**ACTIVITY:** State only the count of lines in the listing below that hold "icon".

**INPUT:**
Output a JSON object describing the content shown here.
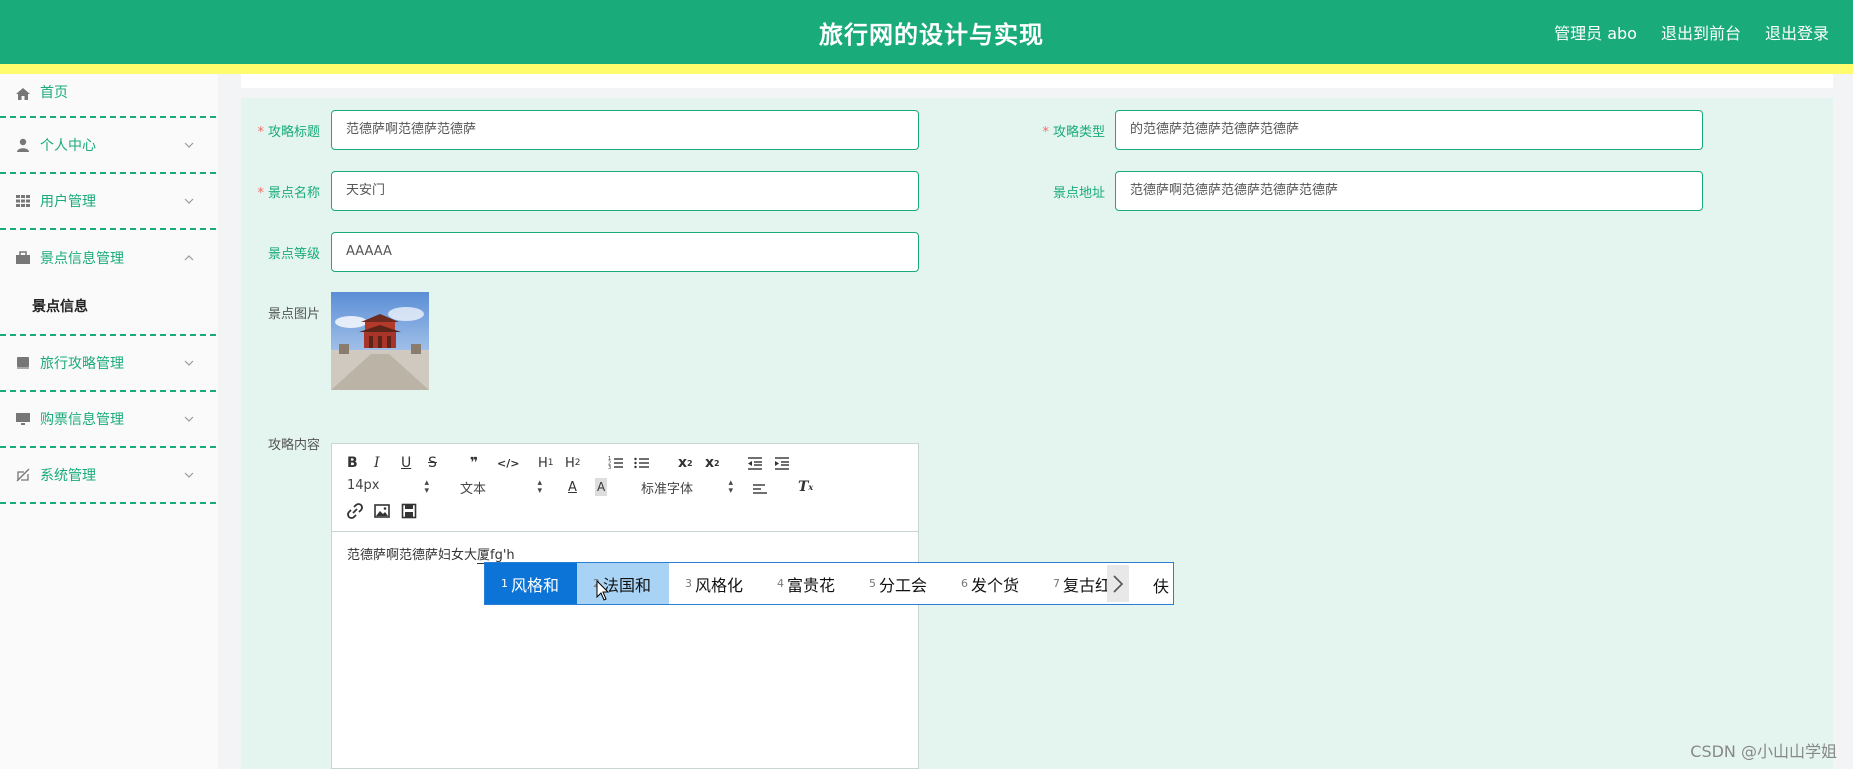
{
  "header": {
    "title": "旅行网的设计与实现",
    "links": [
      "管理员 abo",
      "退出到前台",
      "退出登录"
    ]
  },
  "sidebar": {
    "items": [
      {
        "label": "首页",
        "icon": "home-icon"
      },
      {
        "label": "个人中心",
        "icon": "user-icon"
      },
      {
        "label": "用户管理",
        "icon": "grid-icon"
      },
      {
        "label": "景点信息管理",
        "icon": "briefcase-icon",
        "sub": [
          "景点信息"
        ]
      },
      {
        "label": "旅行攻略管理",
        "icon": "book-icon"
      },
      {
        "label": "购票信息管理",
        "icon": "monitor-icon"
      },
      {
        "label": "系统管理",
        "icon": "settings-off-icon"
      }
    ]
  },
  "form": {
    "title_label": "攻略标题",
    "title_value": "范德萨啊范德萨范德萨",
    "type_label": "攻略类型",
    "type_value": "的范德萨范德萨范德萨范德萨",
    "spot_name_label": "景点名称",
    "spot_name_value": "天安门",
    "spot_addr_label": "景点地址",
    "spot_addr_value": "范德萨啊范德萨范德萨范德萨范德萨",
    "spot_level_label": "景点等级",
    "spot_level_value": "AAAAA",
    "spot_image_label": "景点图片",
    "content_label": "攻略内容"
  },
  "editor": {
    "font_size": "14px",
    "block_type": "文本",
    "font_family": "标准字体",
    "text_before": "范德萨啊范德萨妇女大",
    "text_composing": "厦fg'h"
  },
  "ime": {
    "candidates": [
      {
        "n": "1",
        "t": "风格和"
      },
      {
        "n": "2",
        "t": "法国和"
      },
      {
        "n": "3",
        "t": "风格化"
      },
      {
        "n": "4",
        "t": "富贵花"
      },
      {
        "n": "5",
        "t": "分工会"
      },
      {
        "n": "6",
        "t": "发个货"
      },
      {
        "n": "7",
        "t": "复古红"
      }
    ],
    "overflow": "伕"
  },
  "watermark": "CSDN @小山山学姐",
  "colors": {
    "brand": "#1aab7a",
    "accent_bar": "#fffd6e",
    "content_bg": "#e3f5ee",
    "required": "#f56c6c"
  }
}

**ANSWER BOX:** 7